:: Data for the task ::
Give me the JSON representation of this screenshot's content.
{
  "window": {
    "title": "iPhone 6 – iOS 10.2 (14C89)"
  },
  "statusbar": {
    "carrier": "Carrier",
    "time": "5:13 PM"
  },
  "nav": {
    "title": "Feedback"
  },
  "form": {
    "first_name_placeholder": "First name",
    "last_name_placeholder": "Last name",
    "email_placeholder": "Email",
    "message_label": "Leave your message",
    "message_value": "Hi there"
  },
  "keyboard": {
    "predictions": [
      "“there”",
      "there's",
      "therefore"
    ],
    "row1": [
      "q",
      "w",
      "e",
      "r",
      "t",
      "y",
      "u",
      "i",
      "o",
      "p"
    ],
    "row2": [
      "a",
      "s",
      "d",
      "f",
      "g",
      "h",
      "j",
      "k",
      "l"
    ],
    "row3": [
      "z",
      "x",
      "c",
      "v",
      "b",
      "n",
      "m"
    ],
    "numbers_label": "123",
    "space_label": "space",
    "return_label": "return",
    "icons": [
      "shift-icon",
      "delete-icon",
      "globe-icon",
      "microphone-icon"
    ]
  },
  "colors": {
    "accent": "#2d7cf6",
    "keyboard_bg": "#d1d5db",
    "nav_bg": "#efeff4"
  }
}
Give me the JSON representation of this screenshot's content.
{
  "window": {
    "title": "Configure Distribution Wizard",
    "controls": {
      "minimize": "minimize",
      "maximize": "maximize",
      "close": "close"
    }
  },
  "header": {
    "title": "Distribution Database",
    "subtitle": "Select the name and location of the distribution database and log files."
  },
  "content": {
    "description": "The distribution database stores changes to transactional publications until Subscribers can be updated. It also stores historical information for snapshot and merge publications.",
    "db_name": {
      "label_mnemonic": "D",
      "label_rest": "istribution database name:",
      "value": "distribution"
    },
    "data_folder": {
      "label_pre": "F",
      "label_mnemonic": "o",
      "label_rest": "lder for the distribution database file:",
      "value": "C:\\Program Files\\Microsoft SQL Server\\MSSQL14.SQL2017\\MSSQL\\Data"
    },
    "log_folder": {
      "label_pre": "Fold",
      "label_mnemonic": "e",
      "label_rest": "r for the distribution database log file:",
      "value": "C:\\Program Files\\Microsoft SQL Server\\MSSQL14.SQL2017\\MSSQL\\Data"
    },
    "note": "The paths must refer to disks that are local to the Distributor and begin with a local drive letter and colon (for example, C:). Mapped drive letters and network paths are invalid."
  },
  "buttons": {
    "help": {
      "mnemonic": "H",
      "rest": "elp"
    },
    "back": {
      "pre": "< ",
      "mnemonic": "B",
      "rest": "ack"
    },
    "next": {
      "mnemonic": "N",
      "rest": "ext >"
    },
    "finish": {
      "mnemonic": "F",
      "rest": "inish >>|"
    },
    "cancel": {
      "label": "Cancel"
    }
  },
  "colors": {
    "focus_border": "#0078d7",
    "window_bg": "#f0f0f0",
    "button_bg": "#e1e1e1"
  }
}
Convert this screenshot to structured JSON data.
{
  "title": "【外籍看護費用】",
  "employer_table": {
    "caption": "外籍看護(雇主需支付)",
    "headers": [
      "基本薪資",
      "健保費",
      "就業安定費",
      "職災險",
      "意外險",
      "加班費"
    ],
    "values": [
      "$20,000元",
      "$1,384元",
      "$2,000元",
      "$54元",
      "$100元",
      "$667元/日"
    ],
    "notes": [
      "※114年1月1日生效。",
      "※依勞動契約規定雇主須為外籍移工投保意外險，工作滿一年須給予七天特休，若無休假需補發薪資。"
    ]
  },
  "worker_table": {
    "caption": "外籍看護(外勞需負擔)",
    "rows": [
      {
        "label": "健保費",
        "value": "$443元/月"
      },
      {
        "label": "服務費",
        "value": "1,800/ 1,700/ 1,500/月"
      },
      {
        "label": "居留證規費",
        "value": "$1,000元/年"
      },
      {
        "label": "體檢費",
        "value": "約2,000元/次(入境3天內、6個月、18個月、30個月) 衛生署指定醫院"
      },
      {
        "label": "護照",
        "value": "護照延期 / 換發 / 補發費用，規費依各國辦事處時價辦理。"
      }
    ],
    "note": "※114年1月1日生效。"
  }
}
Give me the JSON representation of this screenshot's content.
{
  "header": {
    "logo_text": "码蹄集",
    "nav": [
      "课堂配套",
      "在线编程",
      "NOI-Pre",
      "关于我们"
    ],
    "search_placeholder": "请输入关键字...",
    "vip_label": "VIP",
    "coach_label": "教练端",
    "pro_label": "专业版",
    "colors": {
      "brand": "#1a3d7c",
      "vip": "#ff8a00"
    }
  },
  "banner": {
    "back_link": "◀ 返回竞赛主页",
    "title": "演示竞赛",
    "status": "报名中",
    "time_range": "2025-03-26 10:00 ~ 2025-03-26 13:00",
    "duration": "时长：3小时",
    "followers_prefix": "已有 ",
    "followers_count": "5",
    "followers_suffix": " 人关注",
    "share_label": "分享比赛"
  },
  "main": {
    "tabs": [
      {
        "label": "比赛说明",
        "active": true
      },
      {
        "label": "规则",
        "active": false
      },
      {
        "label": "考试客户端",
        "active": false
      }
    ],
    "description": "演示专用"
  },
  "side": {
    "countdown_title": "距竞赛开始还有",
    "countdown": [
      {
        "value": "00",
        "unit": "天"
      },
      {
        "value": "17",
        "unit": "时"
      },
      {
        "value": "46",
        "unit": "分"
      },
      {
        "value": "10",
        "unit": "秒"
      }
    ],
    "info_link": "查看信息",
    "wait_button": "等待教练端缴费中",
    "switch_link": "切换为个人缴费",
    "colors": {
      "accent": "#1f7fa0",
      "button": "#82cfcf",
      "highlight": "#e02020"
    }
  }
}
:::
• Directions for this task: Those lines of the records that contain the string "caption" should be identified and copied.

• Written response:
    "caption": "外籍看護(雇主需支付)",
    "caption": "外籍看護(外勞需負擔)",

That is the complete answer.